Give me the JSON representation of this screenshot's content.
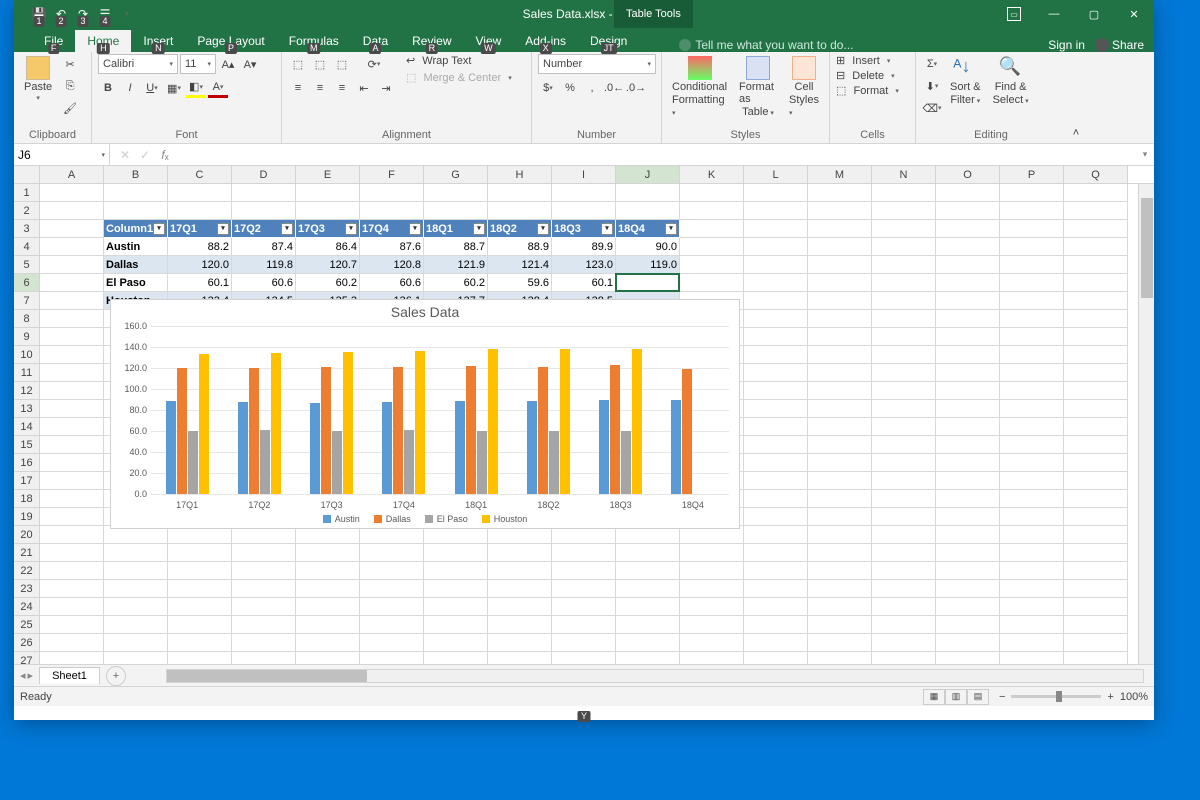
{
  "app": {
    "title": "Sales Data.xlsx - Excel",
    "table_tools": "Table Tools"
  },
  "qat_hints": [
    "1",
    "2",
    "3",
    "4"
  ],
  "tabs": [
    {
      "label": "File",
      "key": "F"
    },
    {
      "label": "Home",
      "key": "H",
      "active": true
    },
    {
      "label": "Insert",
      "key": "N"
    },
    {
      "label": "Page Layout",
      "key": "P"
    },
    {
      "label": "Formulas",
      "key": "M"
    },
    {
      "label": "Data",
      "key": "A"
    },
    {
      "label": "Review",
      "key": "R"
    },
    {
      "label": "View",
      "key": "W"
    },
    {
      "label": "Add-ins",
      "key": "X"
    },
    {
      "label": "Design",
      "key": "JT"
    }
  ],
  "tellme": "Tell me what you want to do...",
  "tellme_key": "Q",
  "signin": "Sign in",
  "share": "Share",
  "share_key": "Y",
  "ribbon": {
    "clipboard": {
      "paste": "Paste",
      "label": "Clipboard"
    },
    "font": {
      "name": "Calibri",
      "size": "11",
      "label": "Font"
    },
    "alignment": {
      "wrap": "Wrap Text",
      "merge": "Merge & Center",
      "label": "Alignment"
    },
    "number": {
      "format": "Number",
      "label": "Number"
    },
    "styles": {
      "cond": "Conditional",
      "cond2": "Formatting",
      "table": "Format as",
      "table2": "Table",
      "cell": "Cell",
      "cell2": "Styles",
      "label": "Styles"
    },
    "cells": {
      "insert": "Insert",
      "delete": "Delete",
      "format": "Format",
      "label": "Cells"
    },
    "editing": {
      "sort": "Sort &",
      "sort2": "Filter",
      "find": "Find &",
      "find2": "Select",
      "label": "Editing"
    }
  },
  "namebox": "J6",
  "columns": [
    "A",
    "B",
    "C",
    "D",
    "E",
    "F",
    "G",
    "H",
    "I",
    "J",
    "K",
    "L",
    "M",
    "N",
    "O",
    "P",
    "Q"
  ],
  "table": {
    "start_row": 3,
    "headers": [
      "Column1",
      "17Q1",
      "17Q2",
      "17Q3",
      "17Q4",
      "18Q1",
      "18Q2",
      "18Q3",
      "18Q4"
    ],
    "rows": [
      {
        "city": "Austin",
        "vals": [
          "88.2",
          "87.4",
          "86.4",
          "87.6",
          "88.7",
          "88.9",
          "89.9",
          "90.0"
        ]
      },
      {
        "city": "Dallas",
        "vals": [
          "120.0",
          "119.8",
          "120.7",
          "120.8",
          "121.9",
          "121.4",
          "123.0",
          "119.0"
        ]
      },
      {
        "city": "El Paso",
        "vals": [
          "60.1",
          "60.6",
          "60.2",
          "60.6",
          "60.2",
          "59.6",
          "60.1",
          ""
        ]
      },
      {
        "city": "Houston",
        "vals": [
          "133.4",
          "134.5",
          "135.3",
          "136.1",
          "137.7",
          "138.4",
          "138.5",
          ""
        ]
      }
    ]
  },
  "chart_data": {
    "type": "bar",
    "title": "Sales Data",
    "categories": [
      "17Q1",
      "17Q2",
      "17Q3",
      "17Q4",
      "18Q1",
      "18Q2",
      "18Q3",
      "18Q4"
    ],
    "series": [
      {
        "name": "Austin",
        "values": [
          88.2,
          87.4,
          86.4,
          87.6,
          88.7,
          88.9,
          89.9,
          90.0
        ]
      },
      {
        "name": "Dallas",
        "values": [
          120.0,
          119.8,
          120.7,
          120.8,
          121.9,
          121.4,
          123.0,
          119.0
        ]
      },
      {
        "name": "El Paso",
        "values": [
          60.1,
          60.6,
          60.2,
          60.6,
          60.2,
          59.6,
          60.1,
          null
        ]
      },
      {
        "name": "Houston",
        "values": [
          133.4,
          134.5,
          135.3,
          136.1,
          137.7,
          138.4,
          138.5,
          null
        ]
      }
    ],
    "ylim": [
      0,
      160
    ],
    "yticks": [
      0,
      20,
      40,
      60,
      80,
      100,
      120,
      140,
      160
    ],
    "ytick_labels": [
      "0.0",
      "20.0",
      "40.0",
      "60.0",
      "80.0",
      "100.0",
      "120.0",
      "140.0",
      "160.0"
    ]
  },
  "sheet": {
    "name": "Sheet1"
  },
  "status": {
    "ready": "Ready",
    "zoom": "100%"
  }
}
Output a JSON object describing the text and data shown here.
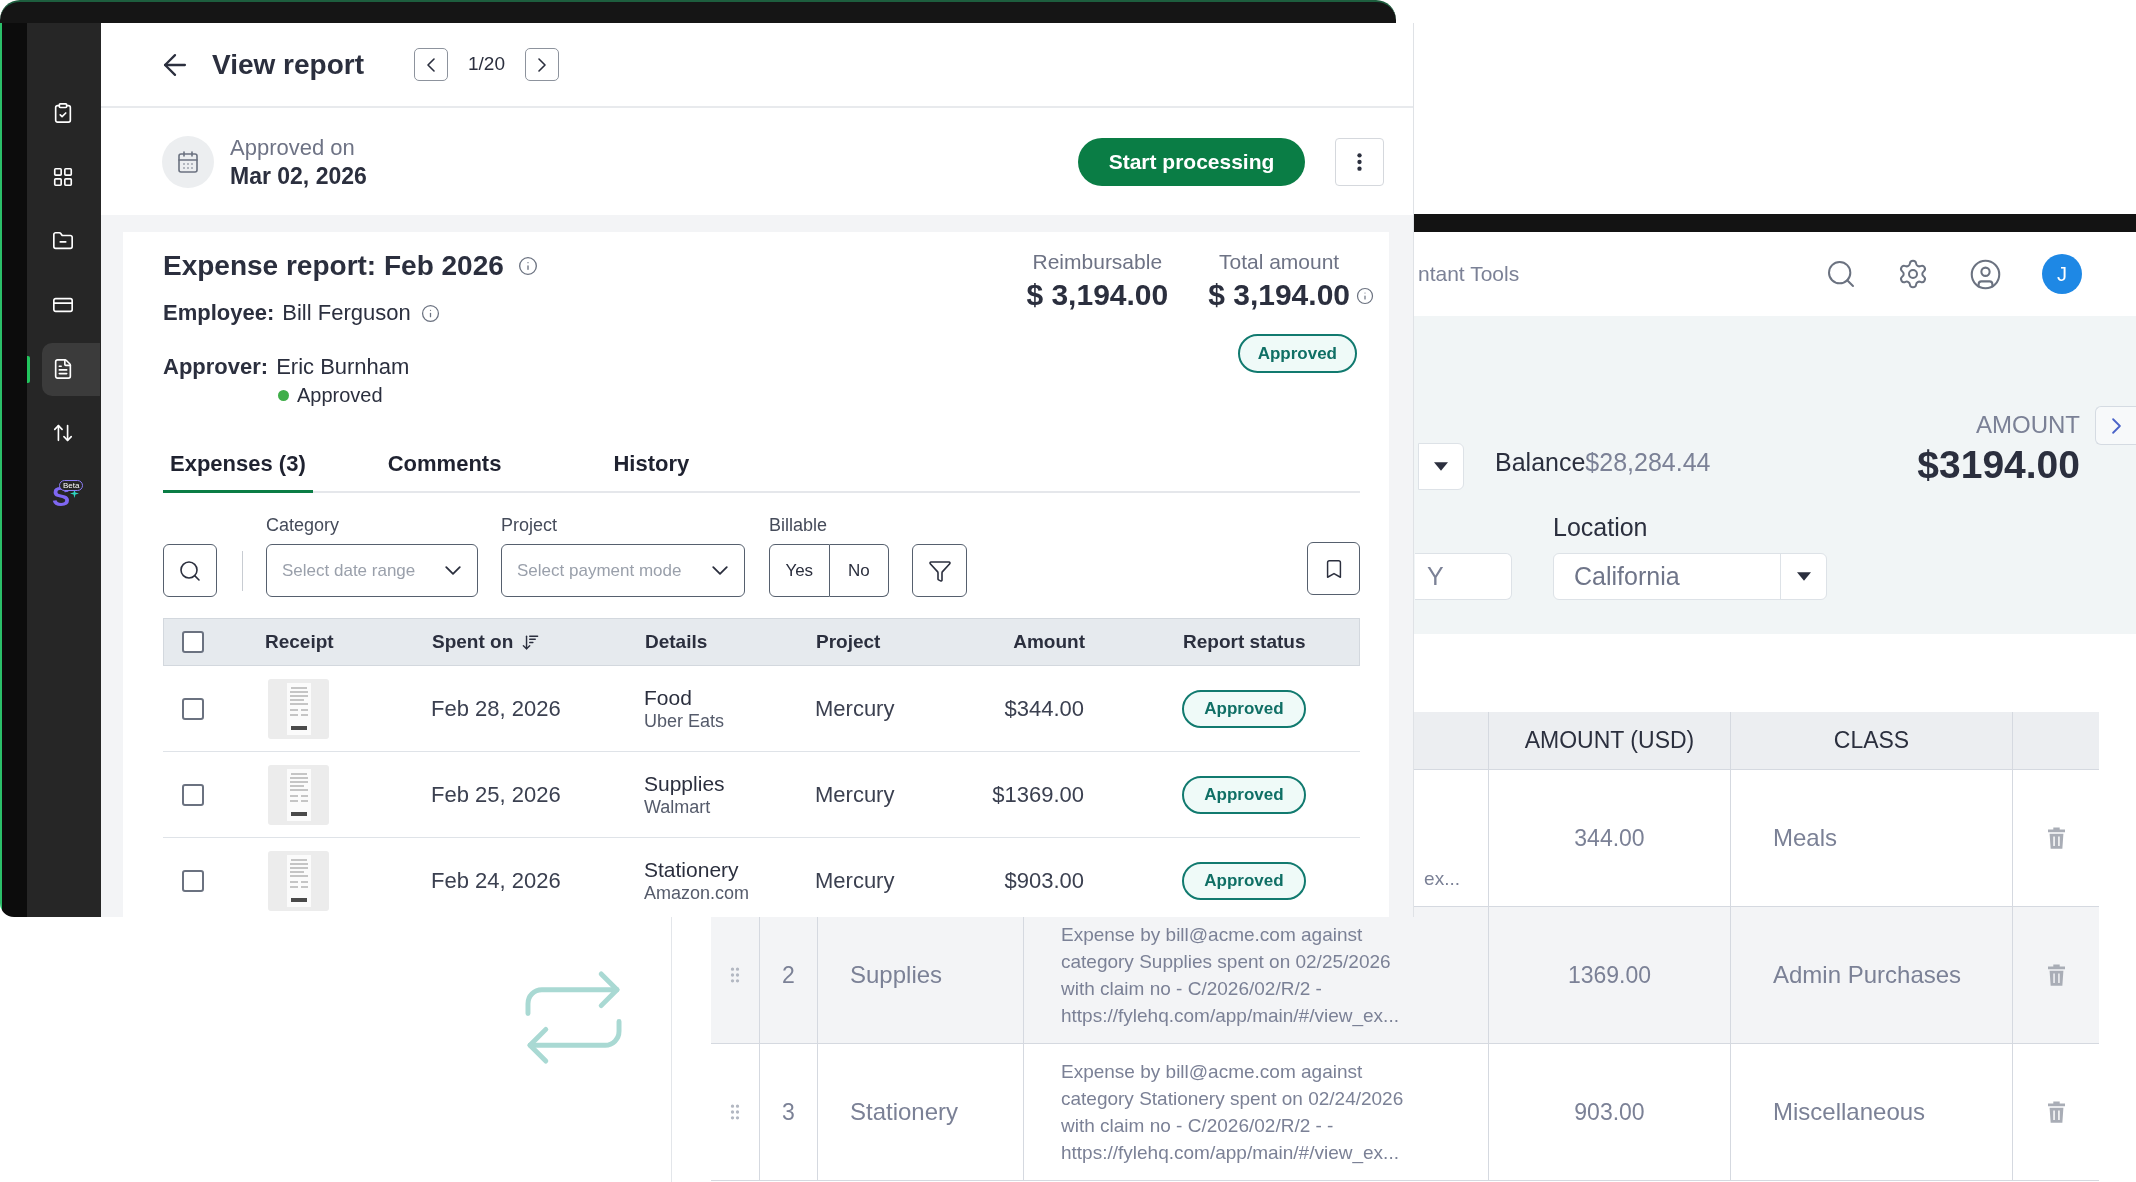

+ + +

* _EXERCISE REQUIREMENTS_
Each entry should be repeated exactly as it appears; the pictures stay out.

* _FINISHED TASK_
Give me the JSON representation of this screenshot's content.
{
  "app": {
    "title": "Sales Data.xlsx - Excel",
    "table_tools": "Table Tools"
  },
  "qat_hints": [
    "1",
    "2",
    "3",
    "4"
  ],
  "tabs": [
    {
      "label": "File",
      "key": "F"
    },
    {
      "label": "Home",
      "key": "H",
      "active": true
    },
    {
      "label": "Insert",
      "key": "N"
    },
    {
      "label": "Page Layout",
      "key": "P"
    },
    {
      "label": "Formulas",
      "key": "M"
    },
    {
      "label": "Data",
      "key": "A"
    },
    {
      "label": "Review",
      "key": "R"
    },
    {
      "label": "View",
      "key": "W"
    },
    {
      "label": "Add-ins",
      "key": "X"
    },
    {
      "label": "Design",
      "key": "JT"
    }
  ],
  "tellme": "Tell me what you want to do...",
  "tellme_key": "Q",
  "signin": "Sign in",
  "share": "Share",
  "share_key": "Y",
  "ribbon": {
    "clipboard": {
      "paste": "Paste",
      "label": "Clipboard"
    },
    "font": {
      "name": "Calibri",
      "size": "11",
      "label": "Font"
    },
    "alignment": {
      "wrap": "Wrap Text",
      "merge": "Merge & Center",
      "label": "Alignment"
    },
    "number": {
      "format": "Number",
      "label": "Number"
    },
    "styles": {
      "cond": "Conditional",
      "cond2": "Formatting",
      "table": "Format as",
      "table2": "Table",
      "cell": "Cell",
      "cell2": "Styles",
      "label": "Styles"
    },
    "cells": {
      "insert": "Insert",
      "delete": "Delete",
      "format": "Format",
      "label": "Cells"
    },
    "editing": {
      "sort": "Sort &",
      "sort2": "Filter",
      "find": "Find &",
      "find2": "Select",
      "label": "Editing"
    }
  },
  "namebox": "J6",
  "columns": [
    "A",
    "B",
    "C",
    "D",
    "E",
    "F",
    "G",
    "H",
    "I",
    "J",
    "K",
    "L",
    "M",
    "N",
    "O",
    "P",
    "Q"
  ],
  "table": {
    "start_row": 3,
    "headers": [
      "Column1",
      "17Q1",
      "17Q2",
      "17Q3",
      "17Q4",
      "18Q1",
      "18Q2",
      "18Q3",
      "18Q4"
    ],
    "rows": [
      {
        "city": "Austin",
        "vals": [
          "88.2",
          "87.4",
          "86.4",
          "87.6",
          "88.7",
          "88.9",
          "89.9",
          "90.0"
        ]
      },
      {
        "city": "Dallas",
        "vals": [
          "120.0",
          "119.8",
          "120.7",
          "120.8",
          "121.9",
          "121.4",
          "123.0",
          "119.0"
        ]
      },
      {
        "city": "El Paso",
        "vals": [
          "60.1",
          "60.6",
          "60.2",
          "60.6",
          "60.2",
          "59.6",
          "60.1",
          ""
        ]
      },
      {
        "city": "Houston",
        "vals": [
          "133.4",
          "134.5",
          "135.3",
          "136.1",
          "137.7",
          "138.4",
          "138.5",
          ""
        ]
      }
    ]
  },
  "chart_data": {
    "type": "bar",
    "title": "Sales Data",
    "categories": [
      "17Q1",
      "17Q2",
      "17Q3",
      "17Q4",
      "18Q1",
      "18Q2",
      "18Q3",
      "18Q4"
    ],
    "series": [
      {
        "name": "Austin",
        "values": [
          88.2,
          87.4,
          86.4,
          87.6,
          88.7,
          88.9,
          89.9,
          90.0
        ]
      },
      {
        "name": "Dallas",
        "values": [
          120.0,
          119.8,
          120.7,
          120.8,
          121.9,
          121.4,
          123.0,
          119.0
        ]
      },
      {
        "name": "El Paso",
        "values": [
          60.1,
          60.6,
          60.2,
          60.6,
          60.2,
          59.6,
          60.1,
          null
        ]
      },
      {
        "name": "Houston",
        "values": [
          133.4,
          134.5,
          135.3,
          136.1,
          137.7,
          138.4,
          138.5,
          null
        ]
      }
    ],
    "ylim": [
      0,
      160
    ],
    "yticks": [
      0,
      20,
      40,
      60,
      80,
      100,
      120,
      140,
      160
    ],
    "ytick_labels": [
      "0.0",
      "20.0",
      "40.0",
      "60.0",
      "80.0",
      "100.0",
      "120.0",
      "140.0",
      "160.0"
    ]
  },
  "sheet": {
    "name": "Sheet1"
  },
  "status": {
    "ready": "Ready",
    "zoom": "100%"
  }
}
Output a JSON object describing the text and data shown here.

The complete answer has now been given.